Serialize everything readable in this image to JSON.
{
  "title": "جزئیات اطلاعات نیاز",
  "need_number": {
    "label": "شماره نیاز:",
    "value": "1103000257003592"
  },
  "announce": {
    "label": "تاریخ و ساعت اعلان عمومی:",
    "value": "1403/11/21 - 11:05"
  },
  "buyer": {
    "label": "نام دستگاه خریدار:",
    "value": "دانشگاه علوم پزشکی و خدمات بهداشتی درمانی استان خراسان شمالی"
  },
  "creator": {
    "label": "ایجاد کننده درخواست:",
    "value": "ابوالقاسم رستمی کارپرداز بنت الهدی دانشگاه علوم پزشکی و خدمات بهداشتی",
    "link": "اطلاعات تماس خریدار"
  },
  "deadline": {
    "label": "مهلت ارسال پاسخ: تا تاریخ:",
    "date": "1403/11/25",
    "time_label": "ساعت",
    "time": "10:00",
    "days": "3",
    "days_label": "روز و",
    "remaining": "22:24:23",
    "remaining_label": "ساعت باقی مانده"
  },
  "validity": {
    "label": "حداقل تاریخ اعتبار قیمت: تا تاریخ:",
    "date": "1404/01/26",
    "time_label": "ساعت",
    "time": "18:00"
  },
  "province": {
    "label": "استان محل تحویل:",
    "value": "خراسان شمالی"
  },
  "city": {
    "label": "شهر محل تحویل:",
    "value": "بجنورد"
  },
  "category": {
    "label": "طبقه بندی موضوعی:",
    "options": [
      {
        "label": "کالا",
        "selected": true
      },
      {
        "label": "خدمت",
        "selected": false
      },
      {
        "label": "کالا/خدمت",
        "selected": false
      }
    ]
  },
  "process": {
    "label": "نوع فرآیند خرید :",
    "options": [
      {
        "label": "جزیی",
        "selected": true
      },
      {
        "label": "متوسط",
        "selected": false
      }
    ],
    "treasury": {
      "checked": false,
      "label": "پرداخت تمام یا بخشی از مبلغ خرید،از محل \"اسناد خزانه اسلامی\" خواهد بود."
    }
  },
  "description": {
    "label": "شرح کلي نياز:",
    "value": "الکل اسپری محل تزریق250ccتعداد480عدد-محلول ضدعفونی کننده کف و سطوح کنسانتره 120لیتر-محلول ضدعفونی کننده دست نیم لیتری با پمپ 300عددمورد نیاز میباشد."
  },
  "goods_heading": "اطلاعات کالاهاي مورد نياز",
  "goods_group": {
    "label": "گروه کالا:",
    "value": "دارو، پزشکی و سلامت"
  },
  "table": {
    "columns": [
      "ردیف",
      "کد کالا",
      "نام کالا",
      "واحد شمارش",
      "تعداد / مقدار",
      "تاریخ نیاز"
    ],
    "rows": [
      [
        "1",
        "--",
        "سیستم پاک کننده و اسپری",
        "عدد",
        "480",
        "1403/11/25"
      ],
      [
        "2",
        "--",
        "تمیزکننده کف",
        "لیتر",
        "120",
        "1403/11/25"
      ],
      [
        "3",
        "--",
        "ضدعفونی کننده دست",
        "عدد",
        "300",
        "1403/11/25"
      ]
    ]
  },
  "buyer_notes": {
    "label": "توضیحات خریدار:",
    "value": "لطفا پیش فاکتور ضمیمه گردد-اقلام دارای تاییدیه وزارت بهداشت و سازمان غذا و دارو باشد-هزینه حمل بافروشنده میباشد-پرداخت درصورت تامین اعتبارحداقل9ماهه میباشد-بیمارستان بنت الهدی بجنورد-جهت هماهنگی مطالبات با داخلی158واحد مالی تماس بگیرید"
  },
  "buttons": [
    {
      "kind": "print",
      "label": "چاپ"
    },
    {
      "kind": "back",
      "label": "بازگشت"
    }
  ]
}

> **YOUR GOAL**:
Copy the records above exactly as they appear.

> **RESULT FOR THIS TASK**:
Serialize everything readable in this image to JSON.
{
  "title": "جزئیات اطلاعات نیاز",
  "need_number": {
    "label": "شماره نیاز:",
    "value": "1103000257003592"
  },
  "announce": {
    "label": "تاریخ و ساعت اعلان عمومی:",
    "value": "1403/11/21 - 11:05"
  },
  "buyer": {
    "label": "نام دستگاه خریدار:",
    "value": "دانشگاه علوم پزشکی و خدمات بهداشتی درمانی استان خراسان شمالی"
  },
  "creator": {
    "label": "ایجاد کننده درخواست:",
    "value": "ابوالقاسم رستمی کارپرداز بنت الهدی دانشگاه علوم پزشکی و خدمات بهداشتی",
    "link": "اطلاعات تماس خریدار"
  },
  "deadline": {
    "label": "مهلت ارسال پاسخ: تا تاریخ:",
    "date": "1403/11/25",
    "time_label": "ساعت",
    "time": "10:00",
    "days": "3",
    "days_label": "روز و",
    "remaining": "22:24:23",
    "remaining_label": "ساعت باقی مانده"
  },
  "validity": {
    "label": "حداقل تاریخ اعتبار قیمت: تا تاریخ:",
    "date": "1404/01/26",
    "time_label": "ساعت",
    "time": "18:00"
  },
  "province": {
    "label": "استان محل تحویل:",
    "value": "خراسان شمالی"
  },
  "city": {
    "label": "شهر محل تحویل:",
    "value": "بجنورد"
  },
  "category": {
    "label": "طبقه بندی موضوعی:",
    "options": [
      {
        "label": "کالا",
        "selected": true
      },
      {
        "label": "خدمت",
        "selected": false
      },
      {
        "label": "کالا/خدمت",
        "selected": false
      }
    ]
  },
  "process": {
    "label": "نوع فرآیند خرید :",
    "options": [
      {
        "label": "جزیی",
        "selected": true
      },
      {
        "label": "متوسط",
        "selected": false
      }
    ],
    "treasury": {
      "checked": false,
      "label": "پرداخت تمام یا بخشی از مبلغ خرید،از محل \"اسناد خزانه اسلامی\" خواهد بود."
    }
  },
  "description": {
    "label": "شرح کلي نياز:",
    "value": "الکل اسپری محل تزریق250ccتعداد480عدد-محلول ضدعفونی کننده کف و سطوح کنسانتره 120لیتر-محلول ضدعفونی کننده دست نیم لیتری با پمپ 300عددمورد نیاز میباشد."
  },
  "goods_heading": "اطلاعات کالاهاي مورد نياز",
  "goods_group": {
    "label": "گروه کالا:",
    "value": "دارو، پزشکی و سلامت"
  },
  "table": {
    "columns": [
      "ردیف",
      "کد کالا",
      "نام کالا",
      "واحد شمارش",
      "تعداد / مقدار",
      "تاریخ نیاز"
    ],
    "rows": [
      [
        "1",
        "--",
        "سیستم پاک کننده و اسپری",
        "عدد",
        "480",
        "1403/11/25"
      ],
      [
        "2",
        "--",
        "تمیزکننده کف",
        "لیتر",
        "120",
        "1403/11/25"
      ],
      [
        "3",
        "--",
        "ضدعفونی کننده دست",
        "عدد",
        "300",
        "1403/11/25"
      ]
    ]
  },
  "buyer_notes": {
    "label": "توضیحات خریدار:",
    "value": "لطفا پیش فاکتور ضمیمه گردد-اقلام دارای تاییدیه وزارت بهداشت و سازمان غذا و دارو باشد-هزینه حمل بافروشنده میباشد-پرداخت درصورت تامین اعتبارحداقل9ماهه میباشد-بیمارستان بنت الهدی بجنورد-جهت هماهنگی مطالبات با داخلی158واحد مالی تماس بگیرید"
  },
  "buttons": [
    {
      "kind": "print",
      "label": "چاپ"
    },
    {
      "kind": "back",
      "label": "بازگشت"
    }
  ]
}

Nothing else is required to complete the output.